### Task description
Pick out each line in these entries that contains the string "Inner".

### Provided entries
____________________

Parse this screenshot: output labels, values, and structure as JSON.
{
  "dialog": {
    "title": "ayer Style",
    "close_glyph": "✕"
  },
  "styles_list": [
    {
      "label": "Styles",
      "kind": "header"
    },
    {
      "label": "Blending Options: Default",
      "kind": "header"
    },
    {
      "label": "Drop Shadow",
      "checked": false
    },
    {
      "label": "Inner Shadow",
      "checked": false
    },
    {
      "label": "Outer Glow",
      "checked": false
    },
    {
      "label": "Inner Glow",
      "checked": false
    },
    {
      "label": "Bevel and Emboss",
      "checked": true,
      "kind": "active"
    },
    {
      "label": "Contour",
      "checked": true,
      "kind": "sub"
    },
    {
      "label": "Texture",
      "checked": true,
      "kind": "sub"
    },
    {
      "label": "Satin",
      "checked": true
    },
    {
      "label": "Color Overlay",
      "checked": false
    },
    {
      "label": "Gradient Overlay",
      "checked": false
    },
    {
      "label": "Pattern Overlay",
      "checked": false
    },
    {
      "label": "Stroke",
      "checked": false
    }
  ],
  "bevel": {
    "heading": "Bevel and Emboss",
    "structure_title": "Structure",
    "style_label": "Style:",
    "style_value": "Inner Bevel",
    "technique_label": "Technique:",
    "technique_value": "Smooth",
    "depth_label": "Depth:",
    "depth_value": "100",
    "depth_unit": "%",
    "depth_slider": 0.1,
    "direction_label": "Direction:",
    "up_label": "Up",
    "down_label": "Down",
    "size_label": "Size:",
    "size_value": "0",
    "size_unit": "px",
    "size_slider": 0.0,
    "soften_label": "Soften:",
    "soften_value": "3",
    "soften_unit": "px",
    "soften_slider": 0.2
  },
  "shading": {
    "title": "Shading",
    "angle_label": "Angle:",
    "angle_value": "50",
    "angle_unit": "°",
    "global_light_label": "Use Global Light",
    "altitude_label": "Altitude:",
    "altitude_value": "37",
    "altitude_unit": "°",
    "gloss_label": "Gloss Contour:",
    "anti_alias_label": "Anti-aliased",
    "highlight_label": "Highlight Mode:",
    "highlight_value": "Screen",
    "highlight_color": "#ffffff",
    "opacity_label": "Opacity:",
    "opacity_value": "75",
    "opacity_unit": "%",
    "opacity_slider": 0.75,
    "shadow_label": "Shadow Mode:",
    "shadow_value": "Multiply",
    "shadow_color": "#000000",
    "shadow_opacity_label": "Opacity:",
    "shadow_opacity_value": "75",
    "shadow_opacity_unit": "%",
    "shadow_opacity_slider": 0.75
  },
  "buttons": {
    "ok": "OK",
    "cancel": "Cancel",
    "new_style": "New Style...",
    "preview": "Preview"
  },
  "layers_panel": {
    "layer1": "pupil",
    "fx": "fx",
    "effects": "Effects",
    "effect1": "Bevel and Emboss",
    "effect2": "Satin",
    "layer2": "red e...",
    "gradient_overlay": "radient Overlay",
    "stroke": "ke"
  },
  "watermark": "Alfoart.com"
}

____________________

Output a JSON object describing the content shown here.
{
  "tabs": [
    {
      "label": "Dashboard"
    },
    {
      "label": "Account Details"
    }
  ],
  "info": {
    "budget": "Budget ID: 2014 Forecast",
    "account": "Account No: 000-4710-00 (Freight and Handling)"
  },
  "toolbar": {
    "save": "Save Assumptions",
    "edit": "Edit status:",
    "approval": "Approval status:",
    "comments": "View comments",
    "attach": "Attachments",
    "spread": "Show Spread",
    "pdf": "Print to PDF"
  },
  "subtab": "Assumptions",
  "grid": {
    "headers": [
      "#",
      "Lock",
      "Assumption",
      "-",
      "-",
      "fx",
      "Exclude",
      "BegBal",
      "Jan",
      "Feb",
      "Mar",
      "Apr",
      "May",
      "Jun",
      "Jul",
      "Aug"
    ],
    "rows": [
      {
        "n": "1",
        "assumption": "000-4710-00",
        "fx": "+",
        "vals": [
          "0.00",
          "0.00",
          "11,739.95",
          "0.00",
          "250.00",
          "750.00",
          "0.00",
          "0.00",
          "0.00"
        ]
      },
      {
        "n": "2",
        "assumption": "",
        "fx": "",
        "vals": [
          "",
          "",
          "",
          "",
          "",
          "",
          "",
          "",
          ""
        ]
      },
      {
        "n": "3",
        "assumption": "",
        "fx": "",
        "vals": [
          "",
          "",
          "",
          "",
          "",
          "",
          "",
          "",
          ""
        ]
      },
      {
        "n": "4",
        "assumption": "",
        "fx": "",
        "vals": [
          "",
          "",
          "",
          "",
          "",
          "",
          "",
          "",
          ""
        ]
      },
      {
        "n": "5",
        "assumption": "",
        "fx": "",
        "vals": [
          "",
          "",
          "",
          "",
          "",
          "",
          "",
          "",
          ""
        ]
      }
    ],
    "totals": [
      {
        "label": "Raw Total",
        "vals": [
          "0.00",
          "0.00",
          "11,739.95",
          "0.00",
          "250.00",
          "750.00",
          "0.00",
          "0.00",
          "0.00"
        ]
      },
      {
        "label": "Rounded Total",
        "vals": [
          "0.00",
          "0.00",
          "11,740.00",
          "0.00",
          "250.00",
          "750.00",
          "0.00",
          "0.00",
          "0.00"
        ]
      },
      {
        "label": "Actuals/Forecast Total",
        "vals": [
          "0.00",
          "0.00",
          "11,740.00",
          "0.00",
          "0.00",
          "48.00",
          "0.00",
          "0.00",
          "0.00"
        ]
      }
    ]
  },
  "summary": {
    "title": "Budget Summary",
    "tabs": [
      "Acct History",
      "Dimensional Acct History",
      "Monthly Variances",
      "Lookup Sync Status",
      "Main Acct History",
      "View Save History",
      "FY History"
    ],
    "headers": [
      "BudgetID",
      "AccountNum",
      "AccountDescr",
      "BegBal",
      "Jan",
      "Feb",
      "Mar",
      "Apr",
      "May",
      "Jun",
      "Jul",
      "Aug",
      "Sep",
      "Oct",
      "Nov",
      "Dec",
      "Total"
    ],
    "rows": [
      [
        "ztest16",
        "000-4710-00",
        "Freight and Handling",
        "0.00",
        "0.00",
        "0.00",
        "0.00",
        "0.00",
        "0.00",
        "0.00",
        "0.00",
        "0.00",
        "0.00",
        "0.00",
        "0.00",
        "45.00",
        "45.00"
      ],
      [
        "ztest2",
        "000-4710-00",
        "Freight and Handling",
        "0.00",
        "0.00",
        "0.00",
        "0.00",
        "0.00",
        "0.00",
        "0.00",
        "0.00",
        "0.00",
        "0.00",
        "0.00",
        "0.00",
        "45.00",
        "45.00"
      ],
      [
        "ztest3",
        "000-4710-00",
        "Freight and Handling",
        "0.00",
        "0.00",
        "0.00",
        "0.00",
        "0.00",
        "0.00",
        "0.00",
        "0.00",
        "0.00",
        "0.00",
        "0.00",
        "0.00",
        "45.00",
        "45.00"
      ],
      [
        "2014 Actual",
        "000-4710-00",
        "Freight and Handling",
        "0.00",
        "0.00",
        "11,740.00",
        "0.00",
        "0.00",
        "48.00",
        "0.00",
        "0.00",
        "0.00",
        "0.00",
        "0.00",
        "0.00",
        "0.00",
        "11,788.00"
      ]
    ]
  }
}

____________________

### Response box
      "label": "Inner Shadow",
      "label": "Inner Glow",
    "style_value": "Inner Bevel",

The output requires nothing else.